Arnold Forest C-GUER, Edmonton, Alberta, Canada
ED. NOTE: This was quite a nice looking aircraft at Oshkosh. We are grateful when builders like Arnold share these sad experiences in the hope that whatever is learned can save someone else from a similar event. Thank you, Arnold.
The Sunday night meeting (at Oshkosh) was very valuable if only because the engineers in the tent mentioned the existence and explained the use of the inclinometer. Adjusting the angle of incidence at wing and canard mounting time was a mystery and a concern to me. No longer.
The QAC meeting earlier was a disappointment. Not much for information and no mention at all that there was any other source of builder support besides QAC and the dealer network. NO MENTION AT ALL that a builders association exists. I have ZERO faith in my dealer. Thank goodness that I know a Quickie builder and a Q-2 builder. These guys have been a lot of help.
I go through the newsletters (Quicktalk) and highlight key words in the hints and tips. This helps me later when I skim the plans looking for specific topics.
COMMENT: At Oshkosh there were 4 or 5 Q-2's in a row and only ONE had the stock tailwheel configuration. Angle of incidence problems? Improved visibility, handling, or landing?

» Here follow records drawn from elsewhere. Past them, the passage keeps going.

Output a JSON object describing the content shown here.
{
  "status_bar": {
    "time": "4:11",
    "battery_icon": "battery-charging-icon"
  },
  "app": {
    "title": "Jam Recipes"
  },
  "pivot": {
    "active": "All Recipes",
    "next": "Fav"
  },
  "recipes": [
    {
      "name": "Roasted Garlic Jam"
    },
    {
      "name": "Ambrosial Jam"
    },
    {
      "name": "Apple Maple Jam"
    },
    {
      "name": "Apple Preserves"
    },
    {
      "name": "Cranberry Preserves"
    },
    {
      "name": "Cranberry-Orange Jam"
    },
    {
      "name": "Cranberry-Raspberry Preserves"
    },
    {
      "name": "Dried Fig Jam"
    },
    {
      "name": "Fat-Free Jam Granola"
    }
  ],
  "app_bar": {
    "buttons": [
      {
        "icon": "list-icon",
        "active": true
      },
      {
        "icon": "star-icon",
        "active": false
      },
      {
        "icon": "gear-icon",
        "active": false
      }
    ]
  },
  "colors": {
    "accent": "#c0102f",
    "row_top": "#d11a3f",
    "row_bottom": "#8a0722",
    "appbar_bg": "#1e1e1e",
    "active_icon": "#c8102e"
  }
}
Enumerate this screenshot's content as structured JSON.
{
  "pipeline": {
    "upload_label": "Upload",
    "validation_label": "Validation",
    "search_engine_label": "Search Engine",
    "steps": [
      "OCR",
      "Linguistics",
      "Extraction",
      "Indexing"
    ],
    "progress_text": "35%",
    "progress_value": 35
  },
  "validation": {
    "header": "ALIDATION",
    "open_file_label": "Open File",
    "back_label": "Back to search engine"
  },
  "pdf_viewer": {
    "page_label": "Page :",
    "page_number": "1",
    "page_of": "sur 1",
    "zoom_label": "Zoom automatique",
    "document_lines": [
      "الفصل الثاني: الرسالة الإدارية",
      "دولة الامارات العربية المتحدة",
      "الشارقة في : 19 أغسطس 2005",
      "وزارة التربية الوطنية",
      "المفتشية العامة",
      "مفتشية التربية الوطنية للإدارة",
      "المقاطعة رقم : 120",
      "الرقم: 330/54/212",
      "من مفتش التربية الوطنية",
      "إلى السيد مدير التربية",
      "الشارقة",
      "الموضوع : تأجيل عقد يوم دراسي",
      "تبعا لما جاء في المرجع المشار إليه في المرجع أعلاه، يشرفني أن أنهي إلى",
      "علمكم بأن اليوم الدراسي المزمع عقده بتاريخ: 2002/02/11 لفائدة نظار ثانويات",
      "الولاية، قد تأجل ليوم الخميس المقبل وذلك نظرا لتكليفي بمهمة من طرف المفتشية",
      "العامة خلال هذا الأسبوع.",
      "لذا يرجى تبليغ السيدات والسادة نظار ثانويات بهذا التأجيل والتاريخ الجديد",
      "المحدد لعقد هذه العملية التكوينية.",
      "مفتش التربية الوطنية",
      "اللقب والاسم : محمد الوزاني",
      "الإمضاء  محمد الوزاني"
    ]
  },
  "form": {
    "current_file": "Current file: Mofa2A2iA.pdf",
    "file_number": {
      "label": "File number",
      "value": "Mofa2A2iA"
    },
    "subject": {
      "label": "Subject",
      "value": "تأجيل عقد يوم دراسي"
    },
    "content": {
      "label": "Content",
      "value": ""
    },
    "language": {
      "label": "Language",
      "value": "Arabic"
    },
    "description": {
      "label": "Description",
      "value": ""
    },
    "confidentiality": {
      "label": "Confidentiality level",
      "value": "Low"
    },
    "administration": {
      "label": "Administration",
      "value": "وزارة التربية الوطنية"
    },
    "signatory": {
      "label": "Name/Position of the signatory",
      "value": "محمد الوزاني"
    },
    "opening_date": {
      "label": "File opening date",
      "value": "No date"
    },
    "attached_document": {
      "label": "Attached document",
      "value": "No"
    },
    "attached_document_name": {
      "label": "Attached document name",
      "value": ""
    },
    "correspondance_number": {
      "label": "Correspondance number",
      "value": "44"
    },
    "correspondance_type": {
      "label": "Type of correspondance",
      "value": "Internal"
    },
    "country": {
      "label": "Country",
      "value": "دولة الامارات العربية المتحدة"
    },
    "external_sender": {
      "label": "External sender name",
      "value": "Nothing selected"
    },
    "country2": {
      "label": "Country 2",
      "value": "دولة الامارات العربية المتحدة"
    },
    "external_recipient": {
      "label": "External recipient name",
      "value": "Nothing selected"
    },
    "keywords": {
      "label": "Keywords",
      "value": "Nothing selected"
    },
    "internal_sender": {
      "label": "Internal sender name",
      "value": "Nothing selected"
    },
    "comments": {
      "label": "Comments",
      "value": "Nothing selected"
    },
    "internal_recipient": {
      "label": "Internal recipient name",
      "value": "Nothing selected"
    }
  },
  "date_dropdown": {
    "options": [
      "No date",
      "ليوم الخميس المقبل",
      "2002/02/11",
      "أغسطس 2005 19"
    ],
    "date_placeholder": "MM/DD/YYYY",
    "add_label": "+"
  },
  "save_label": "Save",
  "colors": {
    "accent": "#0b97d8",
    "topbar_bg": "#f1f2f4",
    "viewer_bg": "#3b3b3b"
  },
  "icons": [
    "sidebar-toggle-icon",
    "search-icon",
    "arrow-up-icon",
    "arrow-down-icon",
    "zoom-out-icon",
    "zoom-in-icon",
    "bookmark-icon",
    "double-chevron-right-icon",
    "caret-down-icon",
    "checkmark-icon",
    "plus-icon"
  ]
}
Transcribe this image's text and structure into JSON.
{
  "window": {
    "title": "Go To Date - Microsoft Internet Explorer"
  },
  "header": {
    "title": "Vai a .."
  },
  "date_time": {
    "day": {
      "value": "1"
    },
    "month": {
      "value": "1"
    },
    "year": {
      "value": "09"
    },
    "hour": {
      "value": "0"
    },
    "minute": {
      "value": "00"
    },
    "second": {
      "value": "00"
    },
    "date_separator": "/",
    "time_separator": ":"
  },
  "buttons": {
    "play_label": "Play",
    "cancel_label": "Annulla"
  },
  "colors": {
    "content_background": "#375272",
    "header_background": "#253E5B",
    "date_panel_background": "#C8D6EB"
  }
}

Question: could someone who installed a landing light in the engine compartment (like Scott and Duane Swing) please submit a sketch showing how they did it?
I am debating the various merits of building my own engine. There is a production automotive machine shop a couple of blocks from my house, so if special tools or skills are required, they are available. Also, Michigan winter is not a good time to cure epoxy in a garage, and building an engine may take the edge off the cabin fever. I picked up Rex Taylor's book HOW TO BUILD A RELIABLE VW AERO ENGINE. A VW with severe Michigan cancer (a salt disease) can be acquired rather cheaply. To this end, I would be curious about the experience of anyone else who is re-building a VW engine.

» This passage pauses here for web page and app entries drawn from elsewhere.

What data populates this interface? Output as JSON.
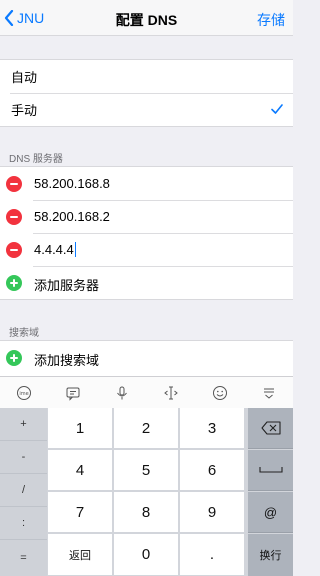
{
  "nav": {
    "back_label": "JNU",
    "title": "配置 DNS",
    "save_label": "存储"
  },
  "mode_group": {
    "items": [
      {
        "label": "自动",
        "checked": false
      },
      {
        "label": "手动",
        "checked": true
      }
    ]
  },
  "dns_section": {
    "header": "DNS 服务器",
    "servers": [
      "58.200.168.8",
      "58.200.168.2",
      "4.4.4.4"
    ],
    "add_label": "添加服务器"
  },
  "search_section": {
    "header": "搜索域",
    "add_label": "添加搜索域"
  },
  "keyboard_toolbar": {
    "icons": [
      "input-method-icon",
      "emoji-text-icon",
      "microphone-icon",
      "cursor-move-icon",
      "smiley-icon",
      "dismiss-keyboard-icon"
    ]
  },
  "keypad": {
    "side_keys": [
      "+",
      "-",
      "/",
      ":",
      "="
    ],
    "digits": [
      "1",
      "2",
      "3",
      "4",
      "5",
      "6",
      "7",
      "8",
      "9"
    ],
    "back_label": "返回",
    "zero": "0",
    "dot": ".",
    "at": "@",
    "return_label": "换行"
  },
  "colors": {
    "accent": "#0a7aff",
    "delete": "#f2333e",
    "add": "#35c75a"
  }
}
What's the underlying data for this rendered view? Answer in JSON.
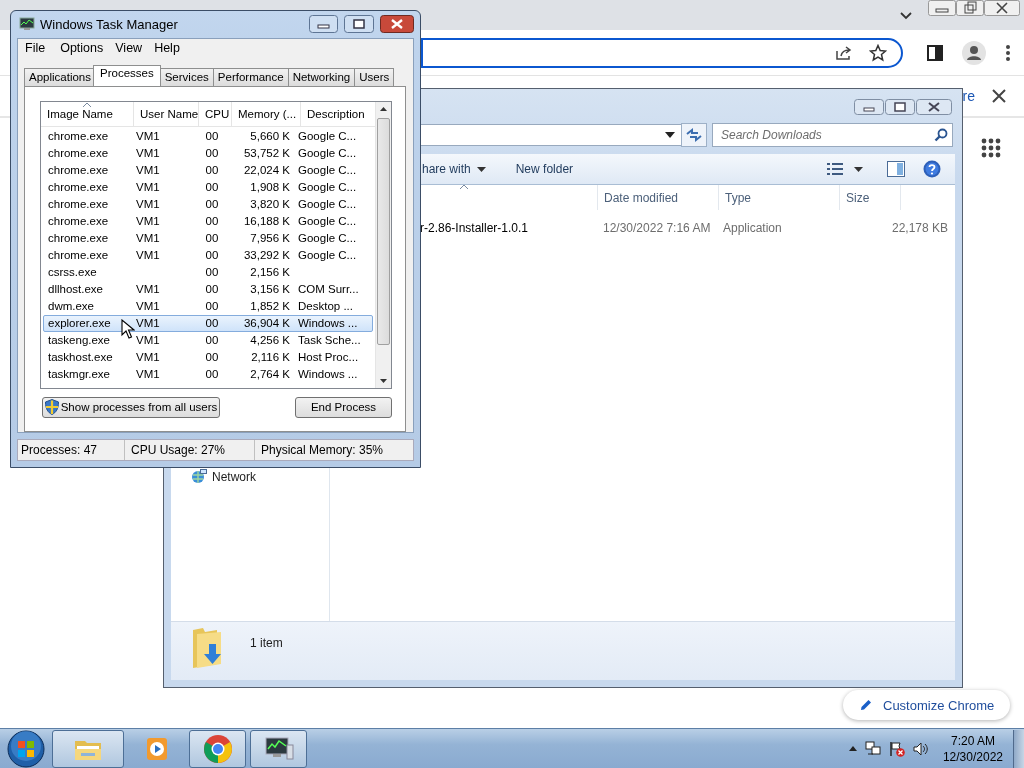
{
  "browser": {
    "banner_link": "re",
    "customize_button": "Customize Chrome"
  },
  "explorer": {
    "search_placeholder": "Search Downloads",
    "toolbar": [
      {
        "label": "hare with",
        "kind": "menu"
      },
      {
        "label": "New folder",
        "kind": "plain"
      }
    ],
    "name_column_sorted": true,
    "columns": [
      "Date modified",
      "Type",
      "Size"
    ],
    "files": [
      {
        "name": "r-2.86-Installer-1.0.1",
        "date": "12/30/2022 7:16 AM",
        "type": "Application",
        "size": "22,178 KB"
      }
    ],
    "nav": [
      {
        "label": "Network"
      }
    ],
    "status": "1 item"
  },
  "task_manager": {
    "title": "Windows Task Manager",
    "menu": [
      "File",
      "Options",
      "View",
      "Help"
    ],
    "tabs": [
      {
        "label": "Applications",
        "selected": false
      },
      {
        "label": "Processes",
        "selected": true
      },
      {
        "label": "Services",
        "selected": false
      },
      {
        "label": "Performance",
        "selected": false
      },
      {
        "label": "Networking",
        "selected": false
      },
      {
        "label": "Users",
        "selected": false
      }
    ],
    "columns": [
      {
        "label": "Image Name",
        "sorted": true
      },
      {
        "label": "User Name",
        "sorted": false
      },
      {
        "label": "CPU",
        "sorted": false
      },
      {
        "label": "Memory (...",
        "sorted": false
      },
      {
        "label": "Description",
        "sorted": false
      }
    ],
    "rows": [
      {
        "image": "chrome.exe",
        "user": "VM1",
        "cpu": "00",
        "memory": "5,660 K",
        "description": "Google C...",
        "selected": false
      },
      {
        "image": "chrome.exe",
        "user": "VM1",
        "cpu": "00",
        "memory": "53,752 K",
        "description": "Google C...",
        "selected": false
      },
      {
        "image": "chrome.exe",
        "user": "VM1",
        "cpu": "00",
        "memory": "22,024 K",
        "description": "Google C...",
        "selected": false
      },
      {
        "image": "chrome.exe",
        "user": "VM1",
        "cpu": "00",
        "memory": "1,908 K",
        "description": "Google C...",
        "selected": false
      },
      {
        "image": "chrome.exe",
        "user": "VM1",
        "cpu": "00",
        "memory": "3,820 K",
        "description": "Google C...",
        "selected": false
      },
      {
        "image": "chrome.exe",
        "user": "VM1",
        "cpu": "00",
        "memory": "16,188 K",
        "description": "Google C...",
        "selected": false
      },
      {
        "image": "chrome.exe",
        "user": "VM1",
        "cpu": "00",
        "memory": "7,956 K",
        "description": "Google C...",
        "selected": false
      },
      {
        "image": "chrome.exe",
        "user": "VM1",
        "cpu": "00",
        "memory": "33,292 K",
        "description": "Google C...",
        "selected": false
      },
      {
        "image": "csrss.exe",
        "cpu": "00",
        "memory": "2,156 K",
        "selected": false
      },
      {
        "image": "dllhost.exe",
        "user": "VM1",
        "cpu": "00",
        "memory": "3,156 K",
        "description": "COM Surr...",
        "selected": false
      },
      {
        "image": "dwm.exe",
        "user": "VM1",
        "cpu": "00",
        "memory": "1,852 K",
        "description": "Desktop ...",
        "selected": false
      },
      {
        "image": "explorer.exe",
        "user": "VM1",
        "cpu": "00",
        "memory": "36,904 K",
        "description": "Windows ...",
        "selected": true
      },
      {
        "image": "taskeng.exe",
        "user": "VM1",
        "cpu": "00",
        "memory": "4,256 K",
        "description": "Task Sche...",
        "selected": false
      },
      {
        "image": "taskhost.exe",
        "user": "VM1",
        "cpu": "00",
        "memory": "2,116 K",
        "description": "Host Proc...",
        "selected": false
      },
      {
        "image": "taskmgr.exe",
        "user": "VM1",
        "cpu": "00",
        "memory": "2,764 K",
        "description": "Windows ...",
        "selected": false
      }
    ],
    "show_all_button": "Show processes from all users",
    "end_button": "End Process",
    "status": [
      "Processes: 47",
      "CPU Usage: 27%",
      "Physical Memory: 35%"
    ]
  },
  "taskbar": {
    "apps": [
      {
        "kind": "folder",
        "running": true
      },
      {
        "kind": "media",
        "running": false
      },
      {
        "kind": "browser",
        "running": true
      },
      {
        "kind": "monitor",
        "running": true
      }
    ],
    "time": "7:20 AM",
    "date": "12/30/2022"
  }
}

I am very grateful to you and Robert and all the builders who have shared so much information through this newsletter.
Bruce Meck #2498, Lansing, MI
1. We have a sweet and sour relationship with QAC. When we tell truths that may negatively affect their sales, they wish we'd go away. When we find a solution to an exposed weakness, 4 or 5 months later they get around to it. For example, the stock tailwheel is still fine to them and there ARE NO handling or landing problems with the plane. We believe differently, and down the road, they'll come around, we think. We would like to be seen by QAC as a watchdog group of builders who are discovering things that could make the company and its products better. We bite at their heels, but we'd be in sorry shape if they weren't around.
Quickie Aircraft will not change without pressure from the marketplace in the form of sales declines or humongous lawsuits. This is an emotional market - you won't talk a guy out of his love, so Sheehan seems to know he can get away with most anything, so he has no pressure to change the status quo. However, an emotional market is just the kind that can generate humongous lawsuits once it gets pushed too far. Take a look at what's been happening over at Beech and Cessna lately as an example. Piper too.
2. If you are a flyer, FINISH THE PLANE. Don't mess around. If you enjoy the process of building, by all means, do an engine, a radio and anything else that will give you the joy of accomplishment and learning.
3. Rex Taylor sells another excellent book, BUILDING THE PERDIDO SKIFF, written by Bob Walters that is an easy to understand education in the details of composite materials and techniques. You will end up with a nice boat and no doubt about whether you are capable of doing an aircraft project. ED.
You can order a PDF or printed copy of QuickTalk #17 by using the Q-talk Back Issue Order Page.